Work task → Copy nothing but the text: repeat each entry exactly and drop the images.

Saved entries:
+++
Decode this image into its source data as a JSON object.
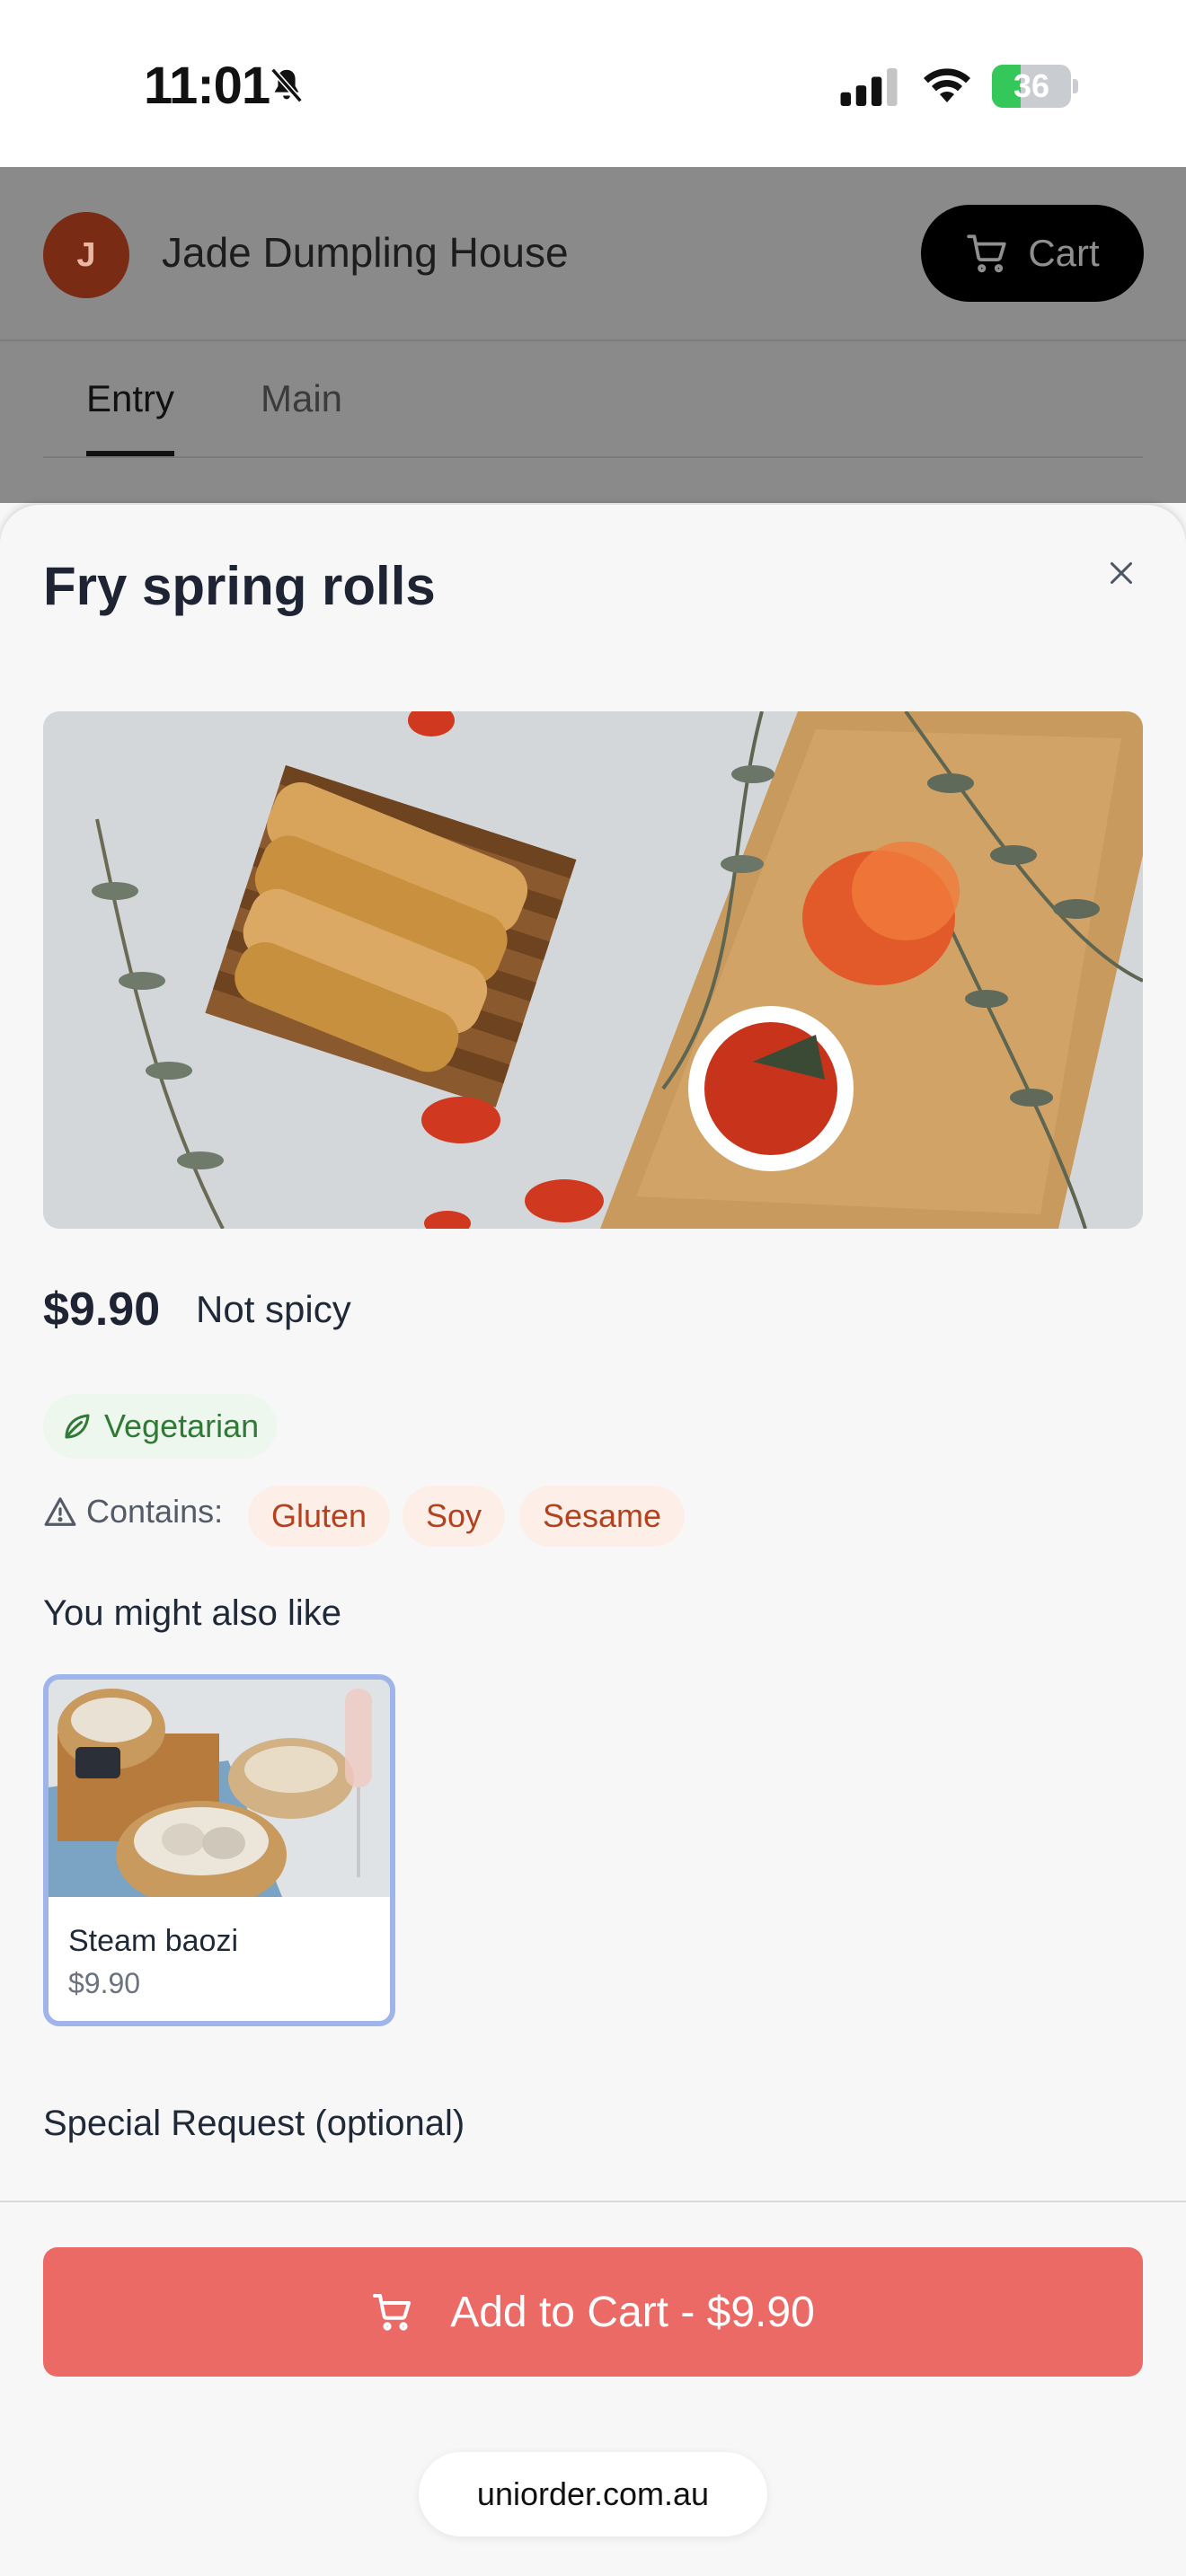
{
  "status_bar": {
    "time": "11:01",
    "battery_level": "36",
    "battery_fraction": 0.36
  },
  "header": {
    "avatar_initial": "J",
    "restaurant_name": "Jade Dumpling House",
    "cart_label": "Cart"
  },
  "tabs": [
    {
      "label": "Entry",
      "active": true
    },
    {
      "label": "Main",
      "active": false
    }
  ],
  "item": {
    "title": "Fry spring rolls",
    "price": "$9.90",
    "spice_level": "Not spicy",
    "diet_badge": "Vegetarian",
    "contains_label": "Contains:",
    "allergens": [
      "Gluten",
      "Soy",
      "Sesame"
    ]
  },
  "recommendations": {
    "heading": "You might also like",
    "items": [
      {
        "name": "Steam baozi",
        "price": "$9.90"
      }
    ]
  },
  "special_request": {
    "label": "Special Request (optional)"
  },
  "actions": {
    "add_to_cart": "Add to Cart - $9.90"
  },
  "browser": {
    "url": "uniorder.com.au"
  },
  "colors": {
    "accent": "#ec6a66",
    "veg_green": "#2f7a36",
    "allergen_text": "#b5421f",
    "avatar_bg": "#7a2b14"
  },
  "icons": {
    "status": [
      "bell-slash-icon",
      "signal-icon",
      "wifi-icon",
      "battery-icon"
    ],
    "cart": "cart-icon",
    "close": "close-icon",
    "vegetarian": "leaf-icon",
    "warning": "warning-icon"
  }
}
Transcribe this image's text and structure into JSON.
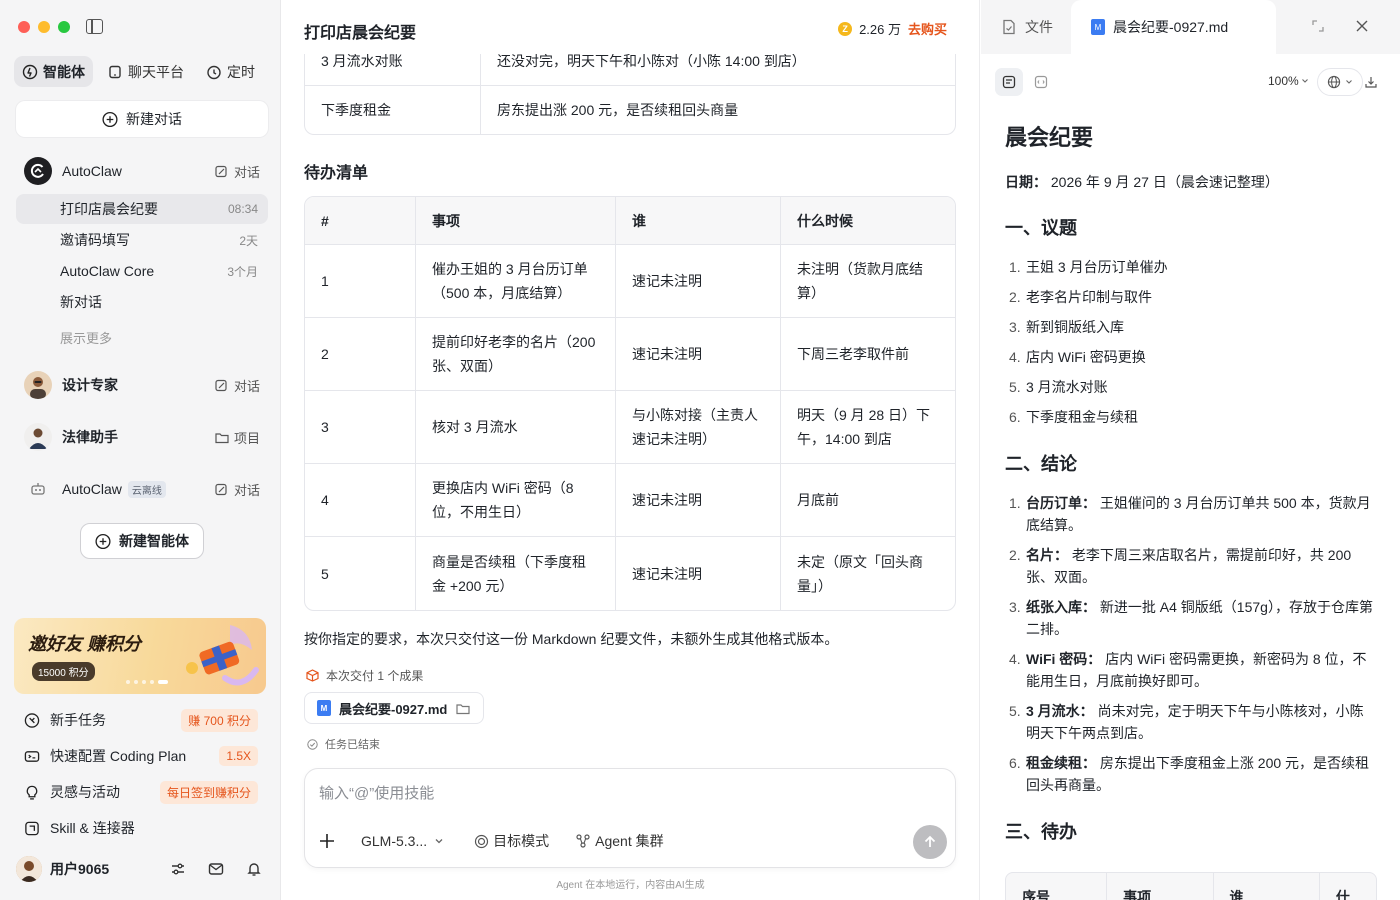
{
  "sidebar": {
    "tabs": [
      {
        "label": "智能体",
        "icon": "agent-icon"
      },
      {
        "label": "聊天平台",
        "icon": "chat-platform-icon"
      },
      {
        "label": "定时",
        "icon": "clock-icon"
      }
    ],
    "new_chat": "新建对话",
    "agents": {
      "autoclaw": {
        "name": "AutoClaw",
        "action": "对话"
      },
      "design": {
        "name": "设计专家",
        "action": "对话"
      },
      "legal": {
        "name": "法律助手",
        "action": "项目"
      },
      "cloud": {
        "name": "AutoClaw",
        "badge": "云离线",
        "action": "对话"
      }
    },
    "conversations": [
      {
        "title": "打印店晨会纪要",
        "time": "08:34"
      },
      {
        "title": "邀请码填写",
        "time": "2天"
      },
      {
        "title": "AutoClaw Core",
        "time": "3个月"
      },
      {
        "title": "新对话",
        "time": ""
      }
    ],
    "show_more": "展示更多",
    "new_agent": "新建智能体",
    "banner": {
      "title": "邀好友 赚积分",
      "pill": "15000 积分"
    },
    "menu": [
      {
        "label": "新手任务",
        "badge": "赚 700 积分",
        "icon": "task-icon"
      },
      {
        "label": "快速配置 Coding Plan",
        "badge": "1.5X",
        "icon": "code-icon"
      },
      {
        "label": "灵感与活动",
        "badge": "每日签到赚积分",
        "icon": "bulb-icon"
      },
      {
        "label": "Skill & 连接器",
        "badge": "",
        "icon": "plug-icon"
      }
    ],
    "user": {
      "name": "用户9065"
    }
  },
  "main": {
    "title": "打印店晨会纪要",
    "points": "2.26 万",
    "buy": "去购买",
    "prev_table": [
      {
        "item": "3 月流水对账",
        "note": "还没对完，明天下午和小陈对（小陈 14:00 到店）"
      },
      {
        "item": "下季度租金",
        "note": "房东提出涨 200 元，是否续租回头商量"
      }
    ],
    "todo_heading": "待办清单",
    "todo_headers": [
      "#",
      "事项",
      "谁",
      "什么时候"
    ],
    "todo_rows": [
      {
        "n": "1",
        "item": "催办王姐的 3 月台历订单（500 本，月底结算）",
        "who": "速记未注明",
        "when": "未注明（货款月底结算）"
      },
      {
        "n": "2",
        "item": "提前印好老李的名片（200 张、双面）",
        "who": "速记未注明",
        "when": "下周三老李取件前"
      },
      {
        "n": "3",
        "item": "核对 3 月流水",
        "who": "与小陈对接（主责人速记未注明）",
        "when": "明天（9 月 28 日）下午，14:00 到店"
      },
      {
        "n": "4",
        "item": "更换店内 WiFi 密码（8 位，不用生日）",
        "who": "速记未注明",
        "when": "月底前"
      },
      {
        "n": "5",
        "item": "商量是否续租（下季度租金 +200 元）",
        "who": "速记未注明",
        "when": "未定（原文「回头商量」）"
      }
    ],
    "summary": "按你指定的要求，本次只交付这一份 Markdown 纪要文件，未额外生成其他格式版本。",
    "deliver_label": "本次交付 1 个成果",
    "file_name": "晨会纪要-0927.md",
    "task_status": "任务已结束",
    "composer": {
      "placeholder": "输入“@”使用技能",
      "model": "GLM-5.3...",
      "goal_mode": "目标模式",
      "agent_cluster": "Agent 集群"
    },
    "footnote": "Agent 在本地运行，内容由AI生成"
  },
  "right": {
    "tab_files": "文件",
    "tab_doc": "晨会纪要-0927.md",
    "zoom": "100%",
    "doc": {
      "title": "晨会纪要",
      "date_label": "日期：",
      "date_value": "2026 年 9 月 27 日（晨会速记整理）",
      "sec1": "一、议题",
      "agenda": [
        "王姐 3 月台历订单催办",
        "老李名片印制与取件",
        "新到铜版纸入库",
        "店内 WiFi 密码更换",
        "3 月流水对账",
        "下季度租金与续租"
      ],
      "sec2": "二、结论",
      "conclusions": [
        {
          "k": "台历订单：",
          "v": "王姐催问的 3 月台历订单共 500 本，货款月底结算。"
        },
        {
          "k": "名片：",
          "v": "老李下周三来店取名片，需提前印好，共 200 张、双面。"
        },
        {
          "k": "纸张入库：",
          "v": "新进一批 A4 铜版纸（157g），存放于仓库第二排。"
        },
        {
          "k": "WiFi 密码：",
          "v": "店内 WiFi 密码需更换，新密码为 8 位，不能用生日，月底前换好即可。"
        },
        {
          "k": "3 月流水：",
          "v": "尚未对完，定于明天下午与小陈核对，小陈明天下午两点到店。"
        },
        {
          "k": "租金续租：",
          "v": "房东提出下季度租金上涨 200 元，是否续租回头再商量。"
        }
      ],
      "sec3": "三、待办",
      "table_headers": [
        "序号",
        "事项",
        "谁",
        "什么"
      ]
    }
  }
}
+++
Answer section →
Decode this image into its source data as a JSON object.
{
  "status_bar": {
    "time": "11:01",
    "battery_level": "36",
    "battery_fraction": 0.36
  },
  "header": {
    "avatar_initial": "J",
    "restaurant_name": "Jade Dumpling House",
    "cart_label": "Cart"
  },
  "tabs": [
    {
      "label": "Entry",
      "active": true
    },
    {
      "label": "Main",
      "active": false
    }
  ],
  "item": {
    "title": "Fry spring rolls",
    "price": "$9.90",
    "spice_level": "Not spicy",
    "diet_badge": "Vegetarian",
    "contains_label": "Contains:",
    "allergens": [
      "Gluten",
      "Soy",
      "Sesame"
    ]
  },
  "recommendations": {
    "heading": "You might also like",
    "items": [
      {
        "name": "Steam baozi",
        "price": "$9.90"
      }
    ]
  },
  "special_request": {
    "label": "Special Request (optional)"
  },
  "actions": {
    "add_to_cart": "Add to Cart - $9.90"
  },
  "browser": {
    "url": "uniorder.com.au"
  },
  "colors": {
    "accent": "#ec6a66",
    "veg_green": "#2f7a36",
    "allergen_text": "#b5421f",
    "avatar_bg": "#7a2b14"
  },
  "icons": {
    "status": [
      "bell-slash-icon",
      "signal-icon",
      "wifi-icon",
      "battery-icon"
    ],
    "cart": "cart-icon",
    "close": "close-icon",
    "vegetarian": "leaf-icon",
    "warning": "warning-icon"
  }
}
Transcribe this image's text and structure into JSON.
{
  "sidebar": {
    "tabs": [
      {
        "label": "智能体",
        "icon": "agent-icon"
      },
      {
        "label": "聊天平台",
        "icon": "chat-platform-icon"
      },
      {
        "label": "定时",
        "icon": "clock-icon"
      }
    ],
    "new_chat": "新建对话",
    "agents": {
      "autoclaw": {
        "name": "AutoClaw",
        "action": "对话"
      },
      "design": {
        "name": "设计专家",
        "action": "对话"
      },
      "legal": {
        "name": "法律助手",
        "action": "项目"
      },
      "cloud": {
        "name": "AutoClaw",
        "badge": "云离线",
        "action": "对话"
      }
    },
    "conversations": [
      {
        "title": "打印店晨会纪要",
        "time": "08:34"
      },
      {
        "title": "邀请码填写",
        "time": "2天"
      },
      {
        "title": "AutoClaw Core",
        "time": "3个月"
      },
      {
        "title": "新对话",
        "time": ""
      }
    ],
    "show_more": "展示更多",
    "new_agent": "新建智能体",
    "banner": {
      "title": "邀好友 赚积分",
      "pill": "15000 积分"
    },
    "menu": [
      {
        "label": "新手任务",
        "badge": "赚 700 积分",
        "icon": "task-icon"
      },
      {
        "label": "快速配置 Coding Plan",
        "badge": "1.5X",
        "icon": "code-icon"
      },
      {
        "label": "灵感与活动",
        "badge": "每日签到赚积分",
        "icon": "bulb-icon"
      },
      {
        "label": "Skill & 连接器",
        "badge": "",
        "icon": "plug-icon"
      }
    ],
    "user": {
      "name": "用户9065"
    }
  },
  "main": {
    "title": "打印店晨会纪要",
    "points": "2.26 万",
    "buy": "去购买",
    "prev_table": [
      {
        "item": "3 月流水对账",
        "note": "还没对完，明天下午和小陈对（小陈 14:00 到店）"
      },
      {
        "item": "下季度租金",
        "note": "房东提出涨 200 元，是否续租回头商量"
      }
    ],
    "todo_heading": "待办清单",
    "todo_headers": [
      "#",
      "事项",
      "谁",
      "什么时候"
    ],
    "todo_rows": [
      {
        "n": "1",
        "item": "催办王姐的 3 月台历订单（500 本，月底结算）",
        "who": "速记未注明",
        "when": "未注明（货款月底结算）"
      },
      {
        "n": "2",
        "item": "提前印好老李的名片（200 张、双面）",
        "who": "速记未注明",
        "when": "下周三老李取件前"
      },
      {
        "n": "3",
        "item": "核对 3 月流水",
        "who": "与小陈对接（主责人速记未注明）",
        "when": "明天（9 月 28 日）下午，14:00 到店"
      },
      {
        "n": "4",
        "item": "更换店内 WiFi 密码（8 位，不用生日）",
        "who": "速记未注明",
        "when": "月底前"
      },
      {
        "n": "5",
        "item": "商量是否续租（下季度租金 +200 元）",
        "who": "速记未注明",
        "when": "未定（原文「回头商量」）"
      }
    ],
    "summary": "按你指定的要求，本次只交付这一份 Markdown 纪要文件，未额外生成其他格式版本。",
    "deliver_label": "本次交付 1 个成果",
    "file_name": "晨会纪要-0927.md",
    "task_status": "任务已结束",
    "composer": {
      "placeholder": "输入“@”使用技能",
      "model": "GLM-5.3...",
      "goal_mode": "目标模式",
      "agent_cluster": "Agent 集群"
    },
    "footnote": "Agent 在本地运行，内容由AI生成"
  },
  "right": {
    "tab_files": "文件",
    "tab_doc": "晨会纪要-0927.md",
    "zoom": "100%",
    "doc": {
      "title": "晨会纪要",
      "date_label": "日期：",
      "date_value": "2026 年 9 月 27 日（晨会速记整理）",
      "sec1": "一、议题",
      "agenda": [
        "王姐 3 月台历订单催办",
        "老李名片印制与取件",
        "新到铜版纸入库",
        "店内 WiFi 密码更换",
        "3 月流水对账",
        "下季度租金与续租"
      ],
      "sec2": "二、结论",
      "conclusions": [
        {
          "k": "台历订单：",
          "v": "王姐催问的 3 月台历订单共 500 本，货款月底结算。"
        },
        {
          "k": "名片：",
          "v": "老李下周三来店取名片，需提前印好，共 200 张、双面。"
        },
        {
          "k": "纸张入库：",
          "v": "新进一批 A4 铜版纸（157g），存放于仓库第二排。"
        },
        {
          "k": "WiFi 密码：",
          "v": "店内 WiFi 密码需更换，新密码为 8 位，不能用生日，月底前换好即可。"
        },
        {
          "k": "3 月流水：",
          "v": "尚未对完，定于明天下午与小陈核对，小陈明天下午两点到店。"
        },
        {
          "k": "租金续租：",
          "v": "房东提出下季度租金上涨 200 元，是否续租回头再商量。"
        }
      ],
      "sec3": "三、待办",
      "table_headers": [
        "序号",
        "事项",
        "谁",
        "什么"
      ]
    }
  }
}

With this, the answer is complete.